__BRIEF__: Please return every line of the records below that contains the word "бухгалтерского".
BEGIN
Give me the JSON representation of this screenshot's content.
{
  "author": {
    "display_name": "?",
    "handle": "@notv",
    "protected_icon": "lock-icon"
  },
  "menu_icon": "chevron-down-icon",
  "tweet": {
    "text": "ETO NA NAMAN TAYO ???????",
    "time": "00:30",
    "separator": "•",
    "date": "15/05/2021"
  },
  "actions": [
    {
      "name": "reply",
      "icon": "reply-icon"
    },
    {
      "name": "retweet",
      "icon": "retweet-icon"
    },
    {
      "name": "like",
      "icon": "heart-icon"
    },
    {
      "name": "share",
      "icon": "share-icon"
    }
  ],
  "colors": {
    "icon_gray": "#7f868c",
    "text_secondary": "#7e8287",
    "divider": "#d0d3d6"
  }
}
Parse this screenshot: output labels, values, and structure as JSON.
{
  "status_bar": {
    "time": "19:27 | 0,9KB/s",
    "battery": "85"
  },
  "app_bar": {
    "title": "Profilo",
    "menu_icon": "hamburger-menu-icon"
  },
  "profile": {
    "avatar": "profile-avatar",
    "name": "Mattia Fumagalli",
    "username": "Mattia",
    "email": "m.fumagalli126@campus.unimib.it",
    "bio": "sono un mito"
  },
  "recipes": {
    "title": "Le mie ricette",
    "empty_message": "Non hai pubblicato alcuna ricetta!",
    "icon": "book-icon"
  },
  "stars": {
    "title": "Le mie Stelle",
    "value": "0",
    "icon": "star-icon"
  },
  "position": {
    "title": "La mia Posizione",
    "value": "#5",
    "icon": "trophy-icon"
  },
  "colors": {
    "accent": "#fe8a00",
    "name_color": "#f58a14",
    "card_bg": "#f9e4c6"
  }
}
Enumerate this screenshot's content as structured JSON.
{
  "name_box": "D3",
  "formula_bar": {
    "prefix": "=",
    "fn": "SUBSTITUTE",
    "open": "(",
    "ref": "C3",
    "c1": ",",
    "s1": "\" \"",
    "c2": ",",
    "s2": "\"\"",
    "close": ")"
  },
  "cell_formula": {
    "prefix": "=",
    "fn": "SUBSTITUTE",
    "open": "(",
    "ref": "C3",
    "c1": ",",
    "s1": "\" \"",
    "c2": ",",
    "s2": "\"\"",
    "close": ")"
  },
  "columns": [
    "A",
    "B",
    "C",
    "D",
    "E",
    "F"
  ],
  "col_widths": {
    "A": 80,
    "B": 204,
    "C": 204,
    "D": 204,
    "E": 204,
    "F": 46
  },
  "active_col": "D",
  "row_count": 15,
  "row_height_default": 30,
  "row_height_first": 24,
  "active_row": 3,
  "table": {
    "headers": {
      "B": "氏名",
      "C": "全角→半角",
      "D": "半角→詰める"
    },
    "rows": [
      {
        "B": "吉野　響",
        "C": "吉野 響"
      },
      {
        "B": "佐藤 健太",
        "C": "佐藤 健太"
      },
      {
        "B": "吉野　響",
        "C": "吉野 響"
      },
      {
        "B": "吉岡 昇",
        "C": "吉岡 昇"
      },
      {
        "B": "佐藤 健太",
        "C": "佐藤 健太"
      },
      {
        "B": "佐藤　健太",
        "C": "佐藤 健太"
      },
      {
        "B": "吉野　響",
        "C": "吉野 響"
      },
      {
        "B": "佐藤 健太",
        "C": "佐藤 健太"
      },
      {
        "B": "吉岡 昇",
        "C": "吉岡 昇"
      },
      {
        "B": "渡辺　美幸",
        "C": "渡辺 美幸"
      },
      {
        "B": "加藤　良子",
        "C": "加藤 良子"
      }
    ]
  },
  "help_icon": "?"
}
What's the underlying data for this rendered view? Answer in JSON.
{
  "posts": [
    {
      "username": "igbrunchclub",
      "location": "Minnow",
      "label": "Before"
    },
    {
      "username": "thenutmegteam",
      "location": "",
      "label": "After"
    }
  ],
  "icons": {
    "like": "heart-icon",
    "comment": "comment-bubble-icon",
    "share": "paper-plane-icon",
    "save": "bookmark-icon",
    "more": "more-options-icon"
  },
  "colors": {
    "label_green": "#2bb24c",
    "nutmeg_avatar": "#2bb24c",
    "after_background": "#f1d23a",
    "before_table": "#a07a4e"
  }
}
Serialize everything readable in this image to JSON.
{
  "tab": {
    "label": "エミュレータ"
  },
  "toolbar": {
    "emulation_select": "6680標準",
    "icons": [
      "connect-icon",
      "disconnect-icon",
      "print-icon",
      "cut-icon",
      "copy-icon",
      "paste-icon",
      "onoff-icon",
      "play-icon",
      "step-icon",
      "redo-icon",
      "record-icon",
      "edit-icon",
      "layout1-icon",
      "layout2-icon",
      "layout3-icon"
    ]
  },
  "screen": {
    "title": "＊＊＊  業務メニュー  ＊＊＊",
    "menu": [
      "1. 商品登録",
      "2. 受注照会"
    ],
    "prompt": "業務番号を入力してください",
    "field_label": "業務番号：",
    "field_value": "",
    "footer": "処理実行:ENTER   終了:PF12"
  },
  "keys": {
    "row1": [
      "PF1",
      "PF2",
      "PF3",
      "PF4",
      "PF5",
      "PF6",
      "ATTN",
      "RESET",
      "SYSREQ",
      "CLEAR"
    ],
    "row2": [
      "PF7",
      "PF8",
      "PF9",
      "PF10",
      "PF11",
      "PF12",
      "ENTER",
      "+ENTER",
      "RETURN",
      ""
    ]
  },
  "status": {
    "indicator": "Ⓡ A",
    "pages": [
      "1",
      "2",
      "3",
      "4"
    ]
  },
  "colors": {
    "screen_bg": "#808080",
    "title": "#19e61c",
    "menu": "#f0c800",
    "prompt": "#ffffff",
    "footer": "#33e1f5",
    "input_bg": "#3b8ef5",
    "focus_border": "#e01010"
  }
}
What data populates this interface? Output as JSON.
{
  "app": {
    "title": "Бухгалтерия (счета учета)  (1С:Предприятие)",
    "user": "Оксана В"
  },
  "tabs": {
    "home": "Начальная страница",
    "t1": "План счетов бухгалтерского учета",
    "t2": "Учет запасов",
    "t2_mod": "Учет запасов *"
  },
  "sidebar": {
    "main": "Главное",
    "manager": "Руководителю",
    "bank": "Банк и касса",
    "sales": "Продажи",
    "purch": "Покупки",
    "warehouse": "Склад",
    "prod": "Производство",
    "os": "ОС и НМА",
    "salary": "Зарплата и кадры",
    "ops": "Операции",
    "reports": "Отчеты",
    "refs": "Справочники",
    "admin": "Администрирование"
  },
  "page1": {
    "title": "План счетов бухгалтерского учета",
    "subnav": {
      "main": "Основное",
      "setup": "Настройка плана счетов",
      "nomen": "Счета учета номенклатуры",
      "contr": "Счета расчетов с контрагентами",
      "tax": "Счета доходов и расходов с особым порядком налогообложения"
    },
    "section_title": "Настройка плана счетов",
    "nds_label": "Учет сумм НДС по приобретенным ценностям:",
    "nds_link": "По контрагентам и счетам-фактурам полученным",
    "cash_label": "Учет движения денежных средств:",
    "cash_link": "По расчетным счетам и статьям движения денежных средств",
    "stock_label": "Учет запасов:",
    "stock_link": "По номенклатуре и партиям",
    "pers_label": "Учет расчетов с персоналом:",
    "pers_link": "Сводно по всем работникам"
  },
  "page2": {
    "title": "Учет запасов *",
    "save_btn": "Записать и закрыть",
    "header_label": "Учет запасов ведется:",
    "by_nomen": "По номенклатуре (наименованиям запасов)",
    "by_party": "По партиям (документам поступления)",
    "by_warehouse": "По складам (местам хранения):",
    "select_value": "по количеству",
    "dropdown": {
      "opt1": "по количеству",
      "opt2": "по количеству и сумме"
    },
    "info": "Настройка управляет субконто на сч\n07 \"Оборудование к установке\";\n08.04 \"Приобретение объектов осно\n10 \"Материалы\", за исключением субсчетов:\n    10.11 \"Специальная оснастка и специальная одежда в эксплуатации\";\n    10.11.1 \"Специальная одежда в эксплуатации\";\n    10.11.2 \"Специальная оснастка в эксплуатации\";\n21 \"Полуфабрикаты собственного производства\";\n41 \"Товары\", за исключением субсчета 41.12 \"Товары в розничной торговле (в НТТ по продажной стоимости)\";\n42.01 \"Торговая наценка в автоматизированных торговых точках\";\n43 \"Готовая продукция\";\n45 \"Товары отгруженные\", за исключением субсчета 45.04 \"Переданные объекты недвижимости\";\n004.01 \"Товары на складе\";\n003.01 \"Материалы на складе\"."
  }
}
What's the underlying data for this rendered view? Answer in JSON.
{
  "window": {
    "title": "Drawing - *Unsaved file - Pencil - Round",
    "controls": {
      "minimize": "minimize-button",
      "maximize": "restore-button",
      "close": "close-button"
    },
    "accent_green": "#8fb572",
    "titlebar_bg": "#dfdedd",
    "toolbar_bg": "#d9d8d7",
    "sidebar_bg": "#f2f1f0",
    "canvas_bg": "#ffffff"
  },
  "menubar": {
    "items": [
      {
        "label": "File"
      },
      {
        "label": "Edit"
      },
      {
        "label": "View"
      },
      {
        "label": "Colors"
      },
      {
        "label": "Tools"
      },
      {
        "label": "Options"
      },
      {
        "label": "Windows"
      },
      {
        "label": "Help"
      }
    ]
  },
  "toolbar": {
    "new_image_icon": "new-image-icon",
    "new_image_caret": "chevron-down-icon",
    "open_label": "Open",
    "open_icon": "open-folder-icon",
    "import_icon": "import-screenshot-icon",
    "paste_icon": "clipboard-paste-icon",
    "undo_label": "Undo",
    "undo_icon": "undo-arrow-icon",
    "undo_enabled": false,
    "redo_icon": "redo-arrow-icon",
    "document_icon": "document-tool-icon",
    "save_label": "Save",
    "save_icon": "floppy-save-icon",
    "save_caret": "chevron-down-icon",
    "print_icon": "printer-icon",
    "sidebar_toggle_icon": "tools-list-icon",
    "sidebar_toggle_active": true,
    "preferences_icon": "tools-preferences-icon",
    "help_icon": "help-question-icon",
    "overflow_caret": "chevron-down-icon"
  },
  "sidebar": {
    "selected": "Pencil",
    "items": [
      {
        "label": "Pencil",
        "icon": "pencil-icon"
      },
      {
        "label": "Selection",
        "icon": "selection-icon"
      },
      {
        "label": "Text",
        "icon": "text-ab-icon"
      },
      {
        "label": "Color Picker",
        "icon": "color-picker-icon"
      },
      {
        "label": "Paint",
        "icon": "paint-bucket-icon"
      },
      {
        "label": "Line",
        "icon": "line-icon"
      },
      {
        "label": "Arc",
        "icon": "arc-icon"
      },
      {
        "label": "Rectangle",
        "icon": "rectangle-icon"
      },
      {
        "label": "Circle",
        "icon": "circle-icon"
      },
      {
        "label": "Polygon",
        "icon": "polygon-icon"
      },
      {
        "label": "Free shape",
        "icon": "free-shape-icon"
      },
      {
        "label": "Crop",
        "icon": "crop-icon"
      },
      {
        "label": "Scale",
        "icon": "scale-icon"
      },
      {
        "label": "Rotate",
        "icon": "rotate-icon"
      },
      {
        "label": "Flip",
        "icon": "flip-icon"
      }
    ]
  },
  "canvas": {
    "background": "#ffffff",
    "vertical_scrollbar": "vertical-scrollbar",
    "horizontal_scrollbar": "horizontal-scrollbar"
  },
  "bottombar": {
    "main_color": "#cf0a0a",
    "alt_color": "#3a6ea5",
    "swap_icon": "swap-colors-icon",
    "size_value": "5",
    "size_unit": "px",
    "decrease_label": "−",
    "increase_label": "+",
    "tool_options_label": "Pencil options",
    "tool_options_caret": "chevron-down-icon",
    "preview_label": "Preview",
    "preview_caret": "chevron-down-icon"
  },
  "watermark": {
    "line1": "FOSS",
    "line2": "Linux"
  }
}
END
__SOLVED PROBLEM__:
    "t1": "План счетов бухгалтерского учета",
    "title": "План счетов бухгалтерского учета",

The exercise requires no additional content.